Linux users and movers and shakers at LinuxWorld here were more bemused than anything else by Apple's surprise announcement that it will be supporting Microsoft's Windows XP on its Intel-based Macs, in addition to the Apple Mac OS X.
Linux, which can run on Intel's EFI (extensible firmware interface), was a relatively easy port to the Intel-powered Mac. In only a matter of weeks, Linux was running on the new Macs.
Microsoft, on the other hand, pulled back from supporting EFI in Vista recently. Now, with Apple's Boot Camp, users will be able to choose between XP and Mac OS X at boot time.

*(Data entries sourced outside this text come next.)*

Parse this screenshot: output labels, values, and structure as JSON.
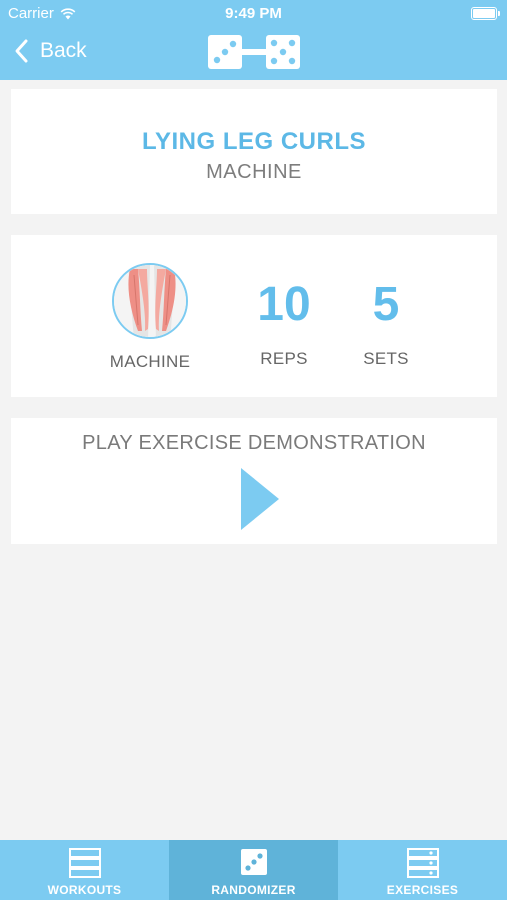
{
  "status_bar": {
    "carrier": "Carrier",
    "time": "9:49 PM"
  },
  "nav": {
    "back_label": "Back",
    "logo_icon": "dice-dumbbell-icon"
  },
  "exercise": {
    "name": "LYING LEG CURLS",
    "equipment": "MACHINE"
  },
  "stats": {
    "equipment_label": "MACHINE",
    "reps_value": "10",
    "reps_label": "REPS",
    "sets_value": "5",
    "sets_label": "SETS",
    "muscle_icon": "hamstrings-muscle-icon"
  },
  "demo": {
    "label": "PLAY EXERCISE DEMONSTRATION",
    "icon": "play-icon"
  },
  "tabs": [
    {
      "label": "WORKOUTS",
      "icon": "list-icon",
      "active": false
    },
    {
      "label": "RANDOMIZER",
      "icon": "dice-icon",
      "active": true
    },
    {
      "label": "EXERCISES",
      "icon": "exercises-list-icon",
      "active": false
    }
  ],
  "colors": {
    "accent": "#7ccbf1",
    "accent_dark": "#5fb3d9",
    "title_blue": "#5cb8e6"
  }
}
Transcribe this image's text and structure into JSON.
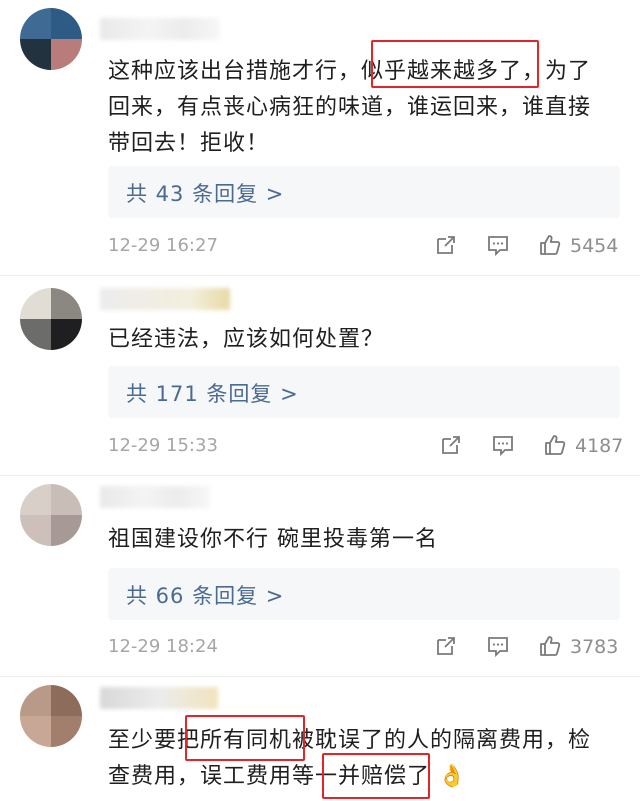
{
  "comments": [
    {
      "text_line1": "这种应该出台措施才行，似乎越来越多了，为了",
      "text_line2": "回来，有点丧心病狂的味道，谁运回来，谁直接",
      "text_line3": "带回去！拒收！",
      "replies": "共 43 条回复 >",
      "time": "12-29 16:27",
      "likes": "5454"
    },
    {
      "text_line1": "已经违法，应该如何处置？",
      "replies": "共 171 条回复 >",
      "time": "12-29 15:33",
      "likes": "4187"
    },
    {
      "text_line1": "祖国建设你不行 碗里投毒第一名",
      "replies": "共 66 条回复 >",
      "time": "12-29 18:24",
      "likes": "3783"
    },
    {
      "text_line1": "至少要把所有同机被耽误了的人的隔离费用，检",
      "text_line2": "查费用，误工费用等一并赔偿了",
      "emoji": "👌"
    }
  ],
  "icons": {
    "share": "share-icon",
    "comment": "comment-icon",
    "like": "thumbs-up-icon"
  },
  "colors": {
    "reply_link": "#4a6a91",
    "highlight_box": "#e0262b",
    "reply_bg": "#f6f7f9"
  }
}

One LinuxWorld attendee, who is a J2EE (Java 2 Platform, Enterprise Edition) middleware developer for a Fortune 500 company, wondered why Apple would make such a move. "Why should an app developer write for both Mac OS X and Windows if he doesn't have to?" he asked.

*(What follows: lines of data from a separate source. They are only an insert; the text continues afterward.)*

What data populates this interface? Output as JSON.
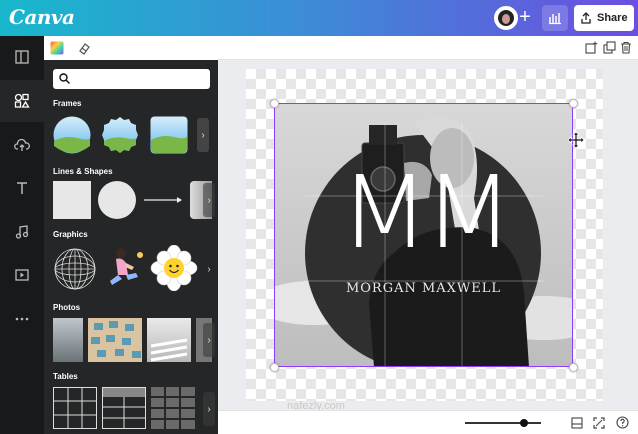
{
  "app": {
    "logo": "Canva"
  },
  "header": {
    "share_label": "Share"
  },
  "sidebar": {
    "items": [
      {
        "icon": "layout-icon"
      },
      {
        "icon": "elements-icon"
      },
      {
        "icon": "upload-icon"
      },
      {
        "icon": "text-icon"
      },
      {
        "icon": "music-icon"
      },
      {
        "icon": "video-icon"
      },
      {
        "icon": "more-icon"
      }
    ]
  },
  "panel": {
    "search_placeholder": "",
    "sections": [
      {
        "title": "Frames"
      },
      {
        "title": "Lines & Shapes"
      },
      {
        "title": "Graphics"
      },
      {
        "title": "Photos"
      },
      {
        "title": "Tables"
      }
    ]
  },
  "design": {
    "monogram": "MM",
    "name": "MORGAN MAXWELL"
  },
  "zoom": {
    "level": 0.78
  },
  "watermark": {
    "text": "nafezly.com"
  },
  "colors": {
    "accent": "#8b3dff",
    "panel_bg": "#252627",
    "rail_bg": "#18191b"
  }
}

Kevin Carmony, CEO and president of consumer Linux desktop distributor Linspire, thinks he knows the answer: "Steve [Jobs, Apple's CEO,] makes money from selling Macs and iPods. Apple is a hardware business. He doesn't care what runs on them.
"If this expands Apple's market, and I think it will, that's all for the good," he said.

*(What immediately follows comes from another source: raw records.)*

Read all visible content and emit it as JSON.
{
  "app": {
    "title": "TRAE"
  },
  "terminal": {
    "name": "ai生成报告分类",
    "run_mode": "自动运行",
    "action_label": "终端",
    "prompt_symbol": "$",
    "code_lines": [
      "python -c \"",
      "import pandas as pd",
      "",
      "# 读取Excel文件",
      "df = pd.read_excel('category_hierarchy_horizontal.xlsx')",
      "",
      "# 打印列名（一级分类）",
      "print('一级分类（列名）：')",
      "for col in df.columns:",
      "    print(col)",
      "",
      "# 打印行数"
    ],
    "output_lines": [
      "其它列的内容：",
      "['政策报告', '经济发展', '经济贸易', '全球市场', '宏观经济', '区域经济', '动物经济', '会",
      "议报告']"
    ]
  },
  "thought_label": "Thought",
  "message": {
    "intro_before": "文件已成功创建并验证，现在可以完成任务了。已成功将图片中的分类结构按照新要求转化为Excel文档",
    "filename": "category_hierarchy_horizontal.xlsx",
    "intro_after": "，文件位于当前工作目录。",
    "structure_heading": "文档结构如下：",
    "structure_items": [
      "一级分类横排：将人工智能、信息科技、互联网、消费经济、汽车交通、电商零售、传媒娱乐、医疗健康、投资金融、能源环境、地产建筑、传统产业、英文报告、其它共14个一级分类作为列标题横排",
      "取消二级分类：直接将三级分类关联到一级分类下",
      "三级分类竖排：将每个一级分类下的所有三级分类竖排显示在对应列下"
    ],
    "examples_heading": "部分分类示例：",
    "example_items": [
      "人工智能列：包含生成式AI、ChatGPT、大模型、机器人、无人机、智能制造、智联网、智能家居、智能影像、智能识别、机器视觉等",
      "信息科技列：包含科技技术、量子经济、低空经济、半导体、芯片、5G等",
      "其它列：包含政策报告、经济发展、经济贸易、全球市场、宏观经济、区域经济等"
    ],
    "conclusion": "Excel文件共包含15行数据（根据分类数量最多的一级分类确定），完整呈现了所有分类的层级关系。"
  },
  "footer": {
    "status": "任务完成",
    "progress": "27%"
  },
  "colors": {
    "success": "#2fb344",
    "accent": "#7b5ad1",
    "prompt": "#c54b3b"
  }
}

As for what the move might do to the burgeoning Linux desktop market, Carmony doesn't think it will have much, if any, effect. "Macs are high-end, high-price systems. Linspire's systems start at $199," he said.
In addition, "95 percent of Windows users have never installed Windows. Users use the operating system that the machine boots with," said Carmony. "I don't care how many people download Linspire or buy our boxes in the stores. What I care about is how many people bought a computer with Linspire on it."
Thus, Carmony doesn't believe this move by Apple will make that much of a difference. What would make a difference, from where he sits, is if Apple made it possible to run Mac OS X on any Intel-based PC.
Jeremy White, CEO of CodeWeavers, the company that uses Wine to enable Linux users to run Windows applications, was surprised by Apple's move. "Yah, pretty radical," said White.
CodeWeavers has been working to bring Windows applications to Intel-based Macs. Since Mac OS X is based, in part, on the open-source FreeBSD operating system, this was a logical move for CodeWeavers.
Now, however, White said, "sadly, it'll take a bit of the buzz out of our own Mac product launch [which is coming soon], but what the heck, we compete with dual booting on Linux OK."
He's said he's "not sure" what the overall effect Apple's move will have on CodeWeavers and the Linux desktop, but "I hope it means more people buy Macs; I crave a world with far more OS diversity than we have today."